Marine biologist Cassie Boulton considers Pride and Prejudice to be her favorite book, but Cassie has no patience when a modern-day Mr. Darcy appears in her lab. Calder Westing III doesn’t seem to offer anything more than famous family name, but he can’t get enough of Cassie Boulton. Frustrated by Cassie’s evasions, Calder tells her about his feelings the only way she’ll let him-by rewriting her favorite book, with the two of them in the roles of Mr. Darcy and Elizabeth Bennet. The ending, though, is up to Cassie.
Truth be told, I was all ready to fall in love with this “modern love story, Pride and Prejudice style” right up until the point where Cassie gets her hands on a copy of Pride and Presumption, Calder’s retelling of Austen’s beloved classic. His retelling is just awful — a watered down version of Pemberley by Sea — even though it’s supposed to be by an acclaimed author. If your character is going to be a prize-winning author, their material needs to at least sound like something that would fly off the shelves, let alone read like an award-winning novel.
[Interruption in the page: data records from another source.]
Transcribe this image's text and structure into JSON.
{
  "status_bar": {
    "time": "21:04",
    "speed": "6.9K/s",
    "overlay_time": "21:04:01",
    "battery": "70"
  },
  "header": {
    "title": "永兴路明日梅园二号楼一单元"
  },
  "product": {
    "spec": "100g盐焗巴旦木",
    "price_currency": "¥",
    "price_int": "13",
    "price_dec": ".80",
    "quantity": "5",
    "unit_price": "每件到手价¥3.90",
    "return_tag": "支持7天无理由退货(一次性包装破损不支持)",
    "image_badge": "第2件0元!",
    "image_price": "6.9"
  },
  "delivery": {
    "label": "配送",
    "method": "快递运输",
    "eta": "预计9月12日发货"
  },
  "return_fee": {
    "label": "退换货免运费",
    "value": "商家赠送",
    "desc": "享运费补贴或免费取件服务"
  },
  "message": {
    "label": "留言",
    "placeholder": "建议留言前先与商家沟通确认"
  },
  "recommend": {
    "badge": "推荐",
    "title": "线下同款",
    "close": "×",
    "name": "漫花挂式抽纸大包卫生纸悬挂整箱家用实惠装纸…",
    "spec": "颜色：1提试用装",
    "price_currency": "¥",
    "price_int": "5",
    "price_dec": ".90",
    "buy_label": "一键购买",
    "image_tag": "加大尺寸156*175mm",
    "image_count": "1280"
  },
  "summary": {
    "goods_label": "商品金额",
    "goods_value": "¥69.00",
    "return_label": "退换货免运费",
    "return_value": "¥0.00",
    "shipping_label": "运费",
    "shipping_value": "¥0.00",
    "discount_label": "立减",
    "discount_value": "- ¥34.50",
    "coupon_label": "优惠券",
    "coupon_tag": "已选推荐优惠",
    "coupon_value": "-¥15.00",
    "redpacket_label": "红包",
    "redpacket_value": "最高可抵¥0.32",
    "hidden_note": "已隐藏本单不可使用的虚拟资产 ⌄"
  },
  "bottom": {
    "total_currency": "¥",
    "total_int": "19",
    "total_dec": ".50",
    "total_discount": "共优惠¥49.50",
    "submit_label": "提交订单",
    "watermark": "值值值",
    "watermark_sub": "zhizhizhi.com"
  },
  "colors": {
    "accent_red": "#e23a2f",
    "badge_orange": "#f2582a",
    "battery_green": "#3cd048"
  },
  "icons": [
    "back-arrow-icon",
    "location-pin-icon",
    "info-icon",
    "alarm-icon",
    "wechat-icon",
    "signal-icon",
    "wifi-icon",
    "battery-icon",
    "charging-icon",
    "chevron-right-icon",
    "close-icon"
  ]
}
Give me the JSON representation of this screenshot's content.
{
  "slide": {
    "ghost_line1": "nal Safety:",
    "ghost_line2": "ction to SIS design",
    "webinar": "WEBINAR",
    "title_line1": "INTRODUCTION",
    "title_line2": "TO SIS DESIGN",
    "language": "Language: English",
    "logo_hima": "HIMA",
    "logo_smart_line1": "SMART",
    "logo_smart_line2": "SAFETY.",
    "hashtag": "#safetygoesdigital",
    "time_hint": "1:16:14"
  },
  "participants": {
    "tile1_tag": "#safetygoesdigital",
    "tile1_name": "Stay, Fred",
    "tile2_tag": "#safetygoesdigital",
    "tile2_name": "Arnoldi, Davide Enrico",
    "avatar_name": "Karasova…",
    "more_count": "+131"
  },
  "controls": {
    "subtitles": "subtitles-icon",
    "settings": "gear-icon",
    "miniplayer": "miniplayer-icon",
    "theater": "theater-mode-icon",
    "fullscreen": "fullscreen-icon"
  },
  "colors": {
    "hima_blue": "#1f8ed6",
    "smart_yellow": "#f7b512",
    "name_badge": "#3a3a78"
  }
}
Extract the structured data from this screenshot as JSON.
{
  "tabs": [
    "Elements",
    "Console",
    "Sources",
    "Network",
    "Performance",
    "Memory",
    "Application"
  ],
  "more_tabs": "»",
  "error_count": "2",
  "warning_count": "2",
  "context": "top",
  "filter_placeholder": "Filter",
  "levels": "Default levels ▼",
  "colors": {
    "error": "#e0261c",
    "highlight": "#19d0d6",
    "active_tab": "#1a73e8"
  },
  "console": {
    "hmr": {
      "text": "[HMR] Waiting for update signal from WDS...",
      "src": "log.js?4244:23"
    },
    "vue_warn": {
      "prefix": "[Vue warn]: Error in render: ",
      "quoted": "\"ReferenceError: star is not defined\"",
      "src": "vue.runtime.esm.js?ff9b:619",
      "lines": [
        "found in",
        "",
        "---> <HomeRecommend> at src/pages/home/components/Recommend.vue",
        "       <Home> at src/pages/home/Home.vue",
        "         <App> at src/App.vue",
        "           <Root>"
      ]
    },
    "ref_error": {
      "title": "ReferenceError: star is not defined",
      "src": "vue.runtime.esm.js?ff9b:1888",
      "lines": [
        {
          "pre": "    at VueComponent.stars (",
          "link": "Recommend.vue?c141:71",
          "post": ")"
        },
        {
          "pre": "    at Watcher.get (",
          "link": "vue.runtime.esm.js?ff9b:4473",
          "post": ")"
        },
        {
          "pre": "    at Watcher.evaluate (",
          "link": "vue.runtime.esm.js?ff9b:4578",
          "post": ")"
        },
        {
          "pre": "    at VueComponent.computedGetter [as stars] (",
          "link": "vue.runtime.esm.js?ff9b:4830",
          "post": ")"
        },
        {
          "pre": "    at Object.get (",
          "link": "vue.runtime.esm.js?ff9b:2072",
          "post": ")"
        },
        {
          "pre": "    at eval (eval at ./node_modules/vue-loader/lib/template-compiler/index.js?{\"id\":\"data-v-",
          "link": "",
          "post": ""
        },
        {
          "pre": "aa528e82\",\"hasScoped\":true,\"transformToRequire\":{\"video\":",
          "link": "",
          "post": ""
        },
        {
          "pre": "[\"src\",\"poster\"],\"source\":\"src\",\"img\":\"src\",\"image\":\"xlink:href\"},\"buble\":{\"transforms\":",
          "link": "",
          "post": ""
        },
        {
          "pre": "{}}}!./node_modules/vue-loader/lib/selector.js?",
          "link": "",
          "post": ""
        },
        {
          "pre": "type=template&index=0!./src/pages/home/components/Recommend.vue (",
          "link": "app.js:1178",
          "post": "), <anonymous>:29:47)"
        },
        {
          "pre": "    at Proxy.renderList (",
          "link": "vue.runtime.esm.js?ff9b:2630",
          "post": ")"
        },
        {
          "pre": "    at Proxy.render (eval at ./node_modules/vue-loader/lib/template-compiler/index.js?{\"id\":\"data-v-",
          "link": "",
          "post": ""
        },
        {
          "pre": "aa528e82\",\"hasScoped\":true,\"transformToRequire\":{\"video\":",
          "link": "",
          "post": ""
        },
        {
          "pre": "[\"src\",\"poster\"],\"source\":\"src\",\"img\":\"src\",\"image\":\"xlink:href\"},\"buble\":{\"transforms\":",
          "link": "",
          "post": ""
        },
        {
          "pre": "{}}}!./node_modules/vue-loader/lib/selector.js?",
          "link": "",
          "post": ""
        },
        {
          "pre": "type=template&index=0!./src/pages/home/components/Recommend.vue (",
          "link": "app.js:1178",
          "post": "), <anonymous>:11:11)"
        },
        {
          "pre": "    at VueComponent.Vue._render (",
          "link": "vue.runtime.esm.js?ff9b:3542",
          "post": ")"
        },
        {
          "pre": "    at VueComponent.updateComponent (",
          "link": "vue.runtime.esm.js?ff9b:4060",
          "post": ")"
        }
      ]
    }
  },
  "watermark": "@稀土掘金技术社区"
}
And as the story continued, the plot became even more frustrating and less unique, the character development ceased, and politics became the main subject, which left me wondering what had happened. I loved the beginning and most of the middle, especially the spark between Cassie and Calder and Calder himself, and could totally see it as a retelling that still had its own charms. But by the last few chapters, I was ready for Pemberley by the Sea to be over.
- Reynolds, Abigail. Pemberley by the Sea. New York: Sourcebooks Landmark, 2008. Originally published 2007. Print. 432 pgs. ISBN: 9781402213564. Source: PaperBackSwap.